Helen Desha Beamer


Of this incredible woman, Tony Todaro says, "Helen Desha Beamer is a legendary figure in Hawaii. The Beamers, their friends and a multitude of music lovers speak of her as they might of a saint . . . such is her fame in music and the hula . . . Such is the rich background of Hawaiian lore and art she bequeathed to her descendants--and to all Hawaii."

Helen Desha was born in Honolulu in 1881, daughter of Isabella Kapuailohia Kalili and George Desha. The family traces its roots to the 15th century and Ahiakumai Ki'eki'e, queen of the island of Hawaii, and to Kameiamoku, favored wife of Kamehameha I. Composing was in the blood and the first songs credited to a family member were written secretly in 1862. When Helen composed and taught hula at the turn of the century, it was still regarded as scandalous by her father and uncle. She was a graduate of the first class from Kamehameha School for Girls in 1900.

She originated the Beamer style of hula, smoother and with less hip movement than other styles, and was a gifted singer. Fluent in Hawaiian, her compositions are still favored. 13 of her five children and 20 grandchildren are musicians or dancers.
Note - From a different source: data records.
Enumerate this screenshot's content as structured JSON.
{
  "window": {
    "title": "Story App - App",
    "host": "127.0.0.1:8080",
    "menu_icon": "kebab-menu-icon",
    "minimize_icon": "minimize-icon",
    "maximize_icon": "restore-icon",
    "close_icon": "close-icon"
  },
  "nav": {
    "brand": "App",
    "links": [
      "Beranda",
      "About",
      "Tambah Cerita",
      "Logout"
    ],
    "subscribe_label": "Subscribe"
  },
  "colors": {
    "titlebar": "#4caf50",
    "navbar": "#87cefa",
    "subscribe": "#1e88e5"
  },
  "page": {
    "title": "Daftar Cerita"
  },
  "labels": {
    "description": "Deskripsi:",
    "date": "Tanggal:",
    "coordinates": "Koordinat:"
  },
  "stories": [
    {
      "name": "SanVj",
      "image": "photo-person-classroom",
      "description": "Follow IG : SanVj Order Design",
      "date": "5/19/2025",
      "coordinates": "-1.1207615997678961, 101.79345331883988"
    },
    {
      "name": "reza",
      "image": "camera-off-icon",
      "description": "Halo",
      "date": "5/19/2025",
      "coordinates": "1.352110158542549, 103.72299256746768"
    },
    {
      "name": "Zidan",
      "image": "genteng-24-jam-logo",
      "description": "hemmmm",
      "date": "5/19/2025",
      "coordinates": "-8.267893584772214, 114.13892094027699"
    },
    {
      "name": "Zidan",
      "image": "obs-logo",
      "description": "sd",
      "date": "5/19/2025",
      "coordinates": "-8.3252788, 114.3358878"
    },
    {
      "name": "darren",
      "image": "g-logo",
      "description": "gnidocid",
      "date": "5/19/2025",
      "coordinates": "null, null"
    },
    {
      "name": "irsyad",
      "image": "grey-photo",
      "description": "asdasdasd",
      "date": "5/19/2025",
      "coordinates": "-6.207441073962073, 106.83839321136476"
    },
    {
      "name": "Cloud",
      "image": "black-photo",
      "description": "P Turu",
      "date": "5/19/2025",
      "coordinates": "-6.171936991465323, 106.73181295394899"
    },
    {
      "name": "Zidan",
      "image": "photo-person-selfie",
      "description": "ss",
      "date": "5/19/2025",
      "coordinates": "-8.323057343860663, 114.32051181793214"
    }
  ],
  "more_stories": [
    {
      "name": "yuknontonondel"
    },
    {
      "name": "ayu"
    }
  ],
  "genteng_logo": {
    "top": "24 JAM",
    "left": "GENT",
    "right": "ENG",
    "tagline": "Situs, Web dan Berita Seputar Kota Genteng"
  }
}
George Kanahele in Hawaiian Music and Musicians says, "The family concept that pumps the blood of Hawaii is especially evident in the Hawaiian music community where families abound. . . But no family stands taller than the Beamers, and none is more committed to the research and preservation of traditional chant and mele. . ."

Her children are Milton H. Desha, Francis Kealiinohopono, Peter Carl Jr., Harriet Leilehua Magoon, and Helen Elizabeth Kawohikukapulani.